PROBLEM STATEMENT:
Scanning the entries below, copy every line that contains the word "value".

───── RECORDS

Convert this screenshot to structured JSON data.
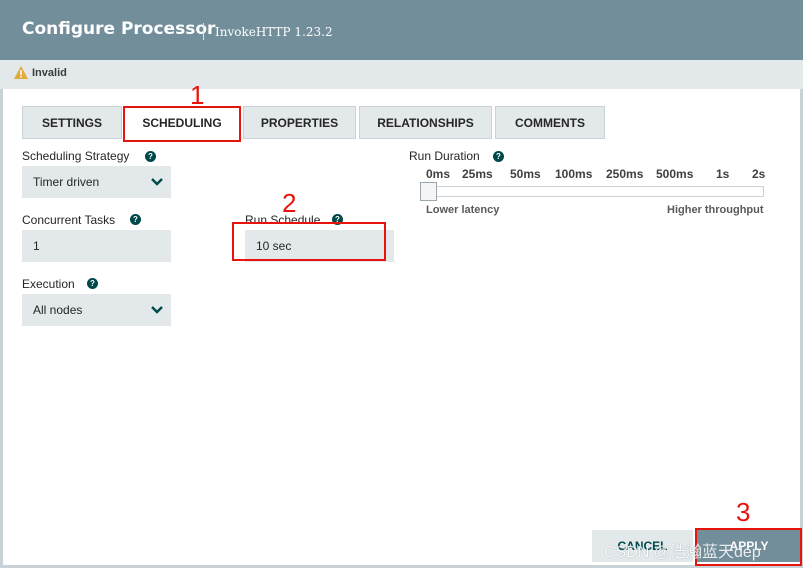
{
  "header": {
    "title": "Configure Processor",
    "subtitle": "InvokeHTTP 1.23.2"
  },
  "status": {
    "icon": "warning-icon",
    "text": "Invalid"
  },
  "tabs": [
    {
      "label": "SETTINGS",
      "active": false
    },
    {
      "label": "SCHEDULING",
      "active": true
    },
    {
      "label": "PROPERTIES",
      "active": false
    },
    {
      "label": "RELATIONSHIPS",
      "active": false
    },
    {
      "label": "COMMENTS",
      "active": false
    }
  ],
  "form": {
    "scheduling_strategy": {
      "label": "Scheduling Strategy",
      "value": "Timer driven"
    },
    "concurrent_tasks": {
      "label": "Concurrent Tasks",
      "value": "1"
    },
    "run_schedule": {
      "label": "Run Schedule",
      "value": "10 sec"
    },
    "execution": {
      "label": "Execution",
      "value": "All nodes"
    },
    "run_duration": {
      "label": "Run Duration",
      "ticks": [
        "0ms",
        "25ms",
        "50ms",
        "100ms",
        "250ms",
        "500ms",
        "1s",
        "2s"
      ],
      "selected": "0ms",
      "low_label": "Lower latency",
      "high_label": "Higher throughput"
    }
  },
  "help_glyph": "?",
  "annotations": [
    "1",
    "2",
    "3"
  ],
  "buttons": {
    "cancel": "CANCEL",
    "apply": "APPLY"
  },
  "watermark": "CSDN @浩瀚蓝天dep",
  "colors": {
    "header": "#728e9b",
    "accent": "#004849",
    "field": "#e3e8eb",
    "annotation": "#e8130c"
  }
}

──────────

RESPONSE BELOW:
      "value": "Timer driven"
      "value": "1"
      "value": "10 sec"
      "value": "All nodes"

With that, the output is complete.